What is Prehabilitation (pre-hab)?
It is no secret that physiotherapy after an injury or surgery will help you heal faster and achieve better outcomes. But is there a way to avoid injury and prevent surgical intervention in the first place? Or go into a necessary surgery in the best condition possible? Pre-habilitation helps patients better recover following surgery, speed up the healing process and, in many cases, avoid injury in the first place.
Pre-surgical rehabilitation is a common health care practice and in some cases a requirement.
Pre-hab often involves specific, targeted, individual exercises to help prevent injury, it is a form of physiotherapy used prior to surgery to speed healing and recovery.
Prior to a surgery, the purpose of pre-hab is to get the body as ready as possible to tolerate the procedure and minimize complications; to help you best recover afterwards; and to help you mentally prepare for the surgery and the recovery. Presurgical pre-hab involves improving strength, mobility, and overall functionality of the surgical area and the areas of the body above and below.
Pre-hab for injury prevention
Pre-hab is one of the best ways to avoid injuries in patients at risk of developing serious movement disorders. Many athletes and people with physically challenging jobs find that strength and mobility exercises, and pain-relieving techniques learned in physiotherapy helps them optimize performance. Pre-hab can help keep you balanced, healthy, and strong. Pre-hab can involve teaching correct lifting techniques, proper posture, and ergonomics.
Even if your job keeps you at a desk all day, pre-hab can help!
Pre-hab for surgical recovery
Sometimes when clients make the decision to have surgery they decide to stop exercising. Sometimes they think there is no point anymore or they may just be tired of all the work! But if we can it is best to continuing pre-rehabilitating right up to the surgical date.
12 weeks ago I underwent arthroscopic surgery for a hip labral tear. I am currently acutely aware of the time and work that goes into the postsurgical rehabilitation. It is like a part time job! Luckily, I had time to prepare for the surgery and put in the time and effort to maximize my mobility, strength and balance prior to surgery. This helped me limit the need for pain medications pre- and post surgical and to be able to start on the exercise bike and with rehab exercises at 48 hours post surgery.
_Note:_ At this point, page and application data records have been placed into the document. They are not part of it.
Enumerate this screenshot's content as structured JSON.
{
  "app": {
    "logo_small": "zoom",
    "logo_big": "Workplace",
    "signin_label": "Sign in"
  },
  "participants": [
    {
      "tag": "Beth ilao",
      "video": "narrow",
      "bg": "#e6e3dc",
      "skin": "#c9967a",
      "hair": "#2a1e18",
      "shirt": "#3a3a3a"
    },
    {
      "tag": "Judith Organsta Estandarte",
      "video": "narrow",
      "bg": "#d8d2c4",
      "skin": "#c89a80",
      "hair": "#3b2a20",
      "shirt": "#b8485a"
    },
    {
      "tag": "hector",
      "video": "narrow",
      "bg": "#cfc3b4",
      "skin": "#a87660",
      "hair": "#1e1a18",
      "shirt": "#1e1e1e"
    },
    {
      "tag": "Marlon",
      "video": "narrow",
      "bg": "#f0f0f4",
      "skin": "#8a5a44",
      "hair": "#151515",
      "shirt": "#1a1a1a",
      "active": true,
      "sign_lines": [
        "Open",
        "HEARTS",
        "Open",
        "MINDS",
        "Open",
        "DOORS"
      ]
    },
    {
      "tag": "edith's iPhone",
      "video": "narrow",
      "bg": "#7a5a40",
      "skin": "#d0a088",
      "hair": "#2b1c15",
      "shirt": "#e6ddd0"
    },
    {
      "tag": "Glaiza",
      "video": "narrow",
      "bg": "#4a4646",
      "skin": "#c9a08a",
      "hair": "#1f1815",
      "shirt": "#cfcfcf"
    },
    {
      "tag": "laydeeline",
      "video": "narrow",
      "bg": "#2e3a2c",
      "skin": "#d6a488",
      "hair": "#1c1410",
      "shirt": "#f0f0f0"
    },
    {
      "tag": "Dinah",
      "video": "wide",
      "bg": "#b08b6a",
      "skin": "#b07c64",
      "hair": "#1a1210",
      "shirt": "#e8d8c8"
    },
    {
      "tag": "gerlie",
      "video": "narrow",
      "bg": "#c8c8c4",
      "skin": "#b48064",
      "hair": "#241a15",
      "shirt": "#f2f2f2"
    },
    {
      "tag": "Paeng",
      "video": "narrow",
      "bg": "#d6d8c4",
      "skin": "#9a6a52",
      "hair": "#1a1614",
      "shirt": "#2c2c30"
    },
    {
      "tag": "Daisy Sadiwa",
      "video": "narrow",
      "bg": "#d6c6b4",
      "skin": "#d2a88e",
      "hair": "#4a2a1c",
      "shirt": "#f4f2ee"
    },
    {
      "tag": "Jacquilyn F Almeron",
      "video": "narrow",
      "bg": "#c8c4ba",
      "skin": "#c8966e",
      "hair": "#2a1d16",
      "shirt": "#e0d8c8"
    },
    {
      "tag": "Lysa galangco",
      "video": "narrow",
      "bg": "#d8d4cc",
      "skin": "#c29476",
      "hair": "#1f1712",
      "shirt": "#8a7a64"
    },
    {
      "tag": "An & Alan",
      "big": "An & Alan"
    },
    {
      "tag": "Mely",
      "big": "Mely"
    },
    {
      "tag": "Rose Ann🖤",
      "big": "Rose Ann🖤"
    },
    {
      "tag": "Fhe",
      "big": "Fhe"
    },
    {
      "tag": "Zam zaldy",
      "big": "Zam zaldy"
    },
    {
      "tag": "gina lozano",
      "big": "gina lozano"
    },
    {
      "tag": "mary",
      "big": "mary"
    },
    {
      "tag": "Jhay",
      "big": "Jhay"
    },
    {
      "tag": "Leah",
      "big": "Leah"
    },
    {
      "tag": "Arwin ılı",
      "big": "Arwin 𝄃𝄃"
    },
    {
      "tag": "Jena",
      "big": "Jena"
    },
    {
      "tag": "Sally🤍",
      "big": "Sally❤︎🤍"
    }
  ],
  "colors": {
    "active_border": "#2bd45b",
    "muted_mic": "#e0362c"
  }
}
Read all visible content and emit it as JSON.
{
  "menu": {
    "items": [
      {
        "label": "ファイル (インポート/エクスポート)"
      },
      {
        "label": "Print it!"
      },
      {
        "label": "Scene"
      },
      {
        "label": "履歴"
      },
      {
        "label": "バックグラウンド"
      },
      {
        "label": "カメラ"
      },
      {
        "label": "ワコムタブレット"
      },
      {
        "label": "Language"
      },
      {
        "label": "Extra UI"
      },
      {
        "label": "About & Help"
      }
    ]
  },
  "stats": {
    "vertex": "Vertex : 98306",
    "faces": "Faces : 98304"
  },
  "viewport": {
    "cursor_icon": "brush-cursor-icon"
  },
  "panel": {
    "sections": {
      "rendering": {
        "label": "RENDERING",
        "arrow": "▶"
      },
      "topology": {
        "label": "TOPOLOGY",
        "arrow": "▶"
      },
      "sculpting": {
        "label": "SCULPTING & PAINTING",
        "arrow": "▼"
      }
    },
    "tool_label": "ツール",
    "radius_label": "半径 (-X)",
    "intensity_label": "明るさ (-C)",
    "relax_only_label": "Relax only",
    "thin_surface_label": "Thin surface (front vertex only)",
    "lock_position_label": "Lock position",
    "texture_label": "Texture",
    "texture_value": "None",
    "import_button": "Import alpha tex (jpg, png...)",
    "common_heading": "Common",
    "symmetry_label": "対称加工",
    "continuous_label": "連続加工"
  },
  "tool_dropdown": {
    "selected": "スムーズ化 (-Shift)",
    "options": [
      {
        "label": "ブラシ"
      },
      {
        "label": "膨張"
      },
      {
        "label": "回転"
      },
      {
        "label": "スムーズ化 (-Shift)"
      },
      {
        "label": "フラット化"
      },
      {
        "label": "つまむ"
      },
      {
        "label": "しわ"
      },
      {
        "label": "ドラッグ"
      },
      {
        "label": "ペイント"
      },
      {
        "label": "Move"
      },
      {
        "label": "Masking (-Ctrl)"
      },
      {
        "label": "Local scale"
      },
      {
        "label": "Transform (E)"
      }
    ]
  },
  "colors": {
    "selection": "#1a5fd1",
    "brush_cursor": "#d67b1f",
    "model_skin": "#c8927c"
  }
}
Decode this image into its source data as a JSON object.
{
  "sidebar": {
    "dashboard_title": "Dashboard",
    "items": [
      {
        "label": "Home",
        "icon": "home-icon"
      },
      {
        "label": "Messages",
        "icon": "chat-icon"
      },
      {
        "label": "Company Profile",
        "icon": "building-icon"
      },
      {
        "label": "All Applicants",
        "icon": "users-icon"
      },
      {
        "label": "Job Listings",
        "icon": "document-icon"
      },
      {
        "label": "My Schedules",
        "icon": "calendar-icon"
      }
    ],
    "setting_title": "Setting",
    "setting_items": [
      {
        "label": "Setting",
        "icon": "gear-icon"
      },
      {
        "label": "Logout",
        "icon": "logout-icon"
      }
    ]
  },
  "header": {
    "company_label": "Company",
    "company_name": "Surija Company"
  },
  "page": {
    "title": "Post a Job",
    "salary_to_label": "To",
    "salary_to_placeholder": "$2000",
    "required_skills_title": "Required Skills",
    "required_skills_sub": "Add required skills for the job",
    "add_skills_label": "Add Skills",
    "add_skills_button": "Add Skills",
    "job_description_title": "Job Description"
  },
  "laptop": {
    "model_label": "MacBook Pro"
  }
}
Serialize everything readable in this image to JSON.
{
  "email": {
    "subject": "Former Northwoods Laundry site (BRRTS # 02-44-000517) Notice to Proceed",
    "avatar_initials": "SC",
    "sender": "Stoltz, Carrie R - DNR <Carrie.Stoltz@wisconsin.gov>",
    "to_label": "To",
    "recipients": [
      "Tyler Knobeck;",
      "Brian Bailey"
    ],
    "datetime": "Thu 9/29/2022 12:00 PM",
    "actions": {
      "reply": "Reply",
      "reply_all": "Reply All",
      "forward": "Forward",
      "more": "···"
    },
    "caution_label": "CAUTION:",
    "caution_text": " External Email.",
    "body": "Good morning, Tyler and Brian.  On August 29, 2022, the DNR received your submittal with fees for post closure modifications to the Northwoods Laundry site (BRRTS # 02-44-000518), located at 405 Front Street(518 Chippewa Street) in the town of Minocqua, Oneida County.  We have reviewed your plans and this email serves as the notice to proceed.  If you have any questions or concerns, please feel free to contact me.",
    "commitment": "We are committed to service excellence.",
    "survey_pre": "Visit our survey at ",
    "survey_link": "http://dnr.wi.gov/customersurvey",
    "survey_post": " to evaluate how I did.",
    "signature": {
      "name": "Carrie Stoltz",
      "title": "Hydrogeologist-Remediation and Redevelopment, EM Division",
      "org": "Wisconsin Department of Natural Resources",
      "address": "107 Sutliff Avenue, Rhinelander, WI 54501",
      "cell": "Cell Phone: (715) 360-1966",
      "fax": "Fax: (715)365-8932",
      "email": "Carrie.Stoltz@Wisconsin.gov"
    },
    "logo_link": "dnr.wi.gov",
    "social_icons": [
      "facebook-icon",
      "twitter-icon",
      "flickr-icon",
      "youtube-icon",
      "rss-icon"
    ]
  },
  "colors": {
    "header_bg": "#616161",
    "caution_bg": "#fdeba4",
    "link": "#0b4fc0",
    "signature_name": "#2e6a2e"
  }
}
I still have a long road ahead to return to full function but am so pleased with my pre- and early postoperative phases.
Ready to give prehab a try?